**Exercise description:** Working through the lines below, return each one that holds "heading".

* * * * * * * * *

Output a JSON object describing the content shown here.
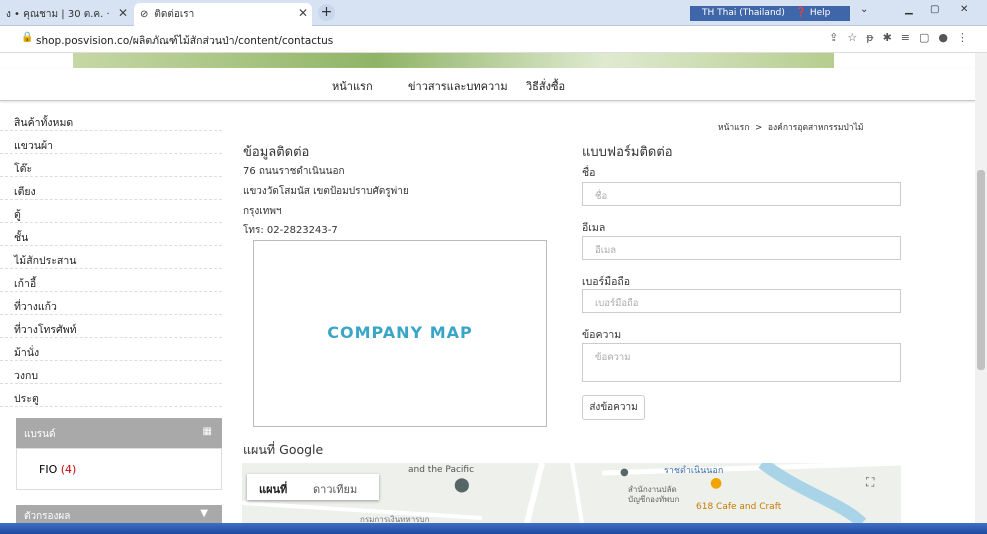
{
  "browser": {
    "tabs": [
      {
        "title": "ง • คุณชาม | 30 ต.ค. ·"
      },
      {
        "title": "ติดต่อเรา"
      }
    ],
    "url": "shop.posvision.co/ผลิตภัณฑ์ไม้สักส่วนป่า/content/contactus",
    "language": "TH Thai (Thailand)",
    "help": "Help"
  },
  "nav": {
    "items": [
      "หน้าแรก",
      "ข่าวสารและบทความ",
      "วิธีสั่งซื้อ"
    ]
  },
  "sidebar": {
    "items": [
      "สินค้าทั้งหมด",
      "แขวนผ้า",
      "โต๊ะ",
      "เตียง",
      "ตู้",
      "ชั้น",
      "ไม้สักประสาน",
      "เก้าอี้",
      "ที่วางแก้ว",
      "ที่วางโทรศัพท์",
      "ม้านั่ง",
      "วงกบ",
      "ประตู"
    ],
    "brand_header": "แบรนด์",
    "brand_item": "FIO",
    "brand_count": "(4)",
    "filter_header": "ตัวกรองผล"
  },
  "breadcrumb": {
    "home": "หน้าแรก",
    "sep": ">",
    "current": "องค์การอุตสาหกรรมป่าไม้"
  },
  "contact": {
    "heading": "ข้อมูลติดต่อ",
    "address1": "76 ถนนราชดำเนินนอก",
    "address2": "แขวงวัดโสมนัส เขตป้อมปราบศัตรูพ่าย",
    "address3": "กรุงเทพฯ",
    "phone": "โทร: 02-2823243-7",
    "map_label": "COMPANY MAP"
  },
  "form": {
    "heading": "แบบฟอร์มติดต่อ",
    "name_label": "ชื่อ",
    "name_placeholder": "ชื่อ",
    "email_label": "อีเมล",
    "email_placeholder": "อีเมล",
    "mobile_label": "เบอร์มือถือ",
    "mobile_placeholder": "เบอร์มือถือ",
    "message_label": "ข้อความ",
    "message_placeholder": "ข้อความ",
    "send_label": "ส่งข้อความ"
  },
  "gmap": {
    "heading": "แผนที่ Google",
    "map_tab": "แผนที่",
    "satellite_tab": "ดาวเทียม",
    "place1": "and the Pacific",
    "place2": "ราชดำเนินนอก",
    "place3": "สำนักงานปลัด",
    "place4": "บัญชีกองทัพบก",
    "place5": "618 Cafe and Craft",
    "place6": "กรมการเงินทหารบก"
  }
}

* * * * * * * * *

**Response box:**
    "heading": "ข้อมูลติดต่อ",
    "heading": "แบบฟอร์มติดต่อ",
    "heading": "แผนที่ Google",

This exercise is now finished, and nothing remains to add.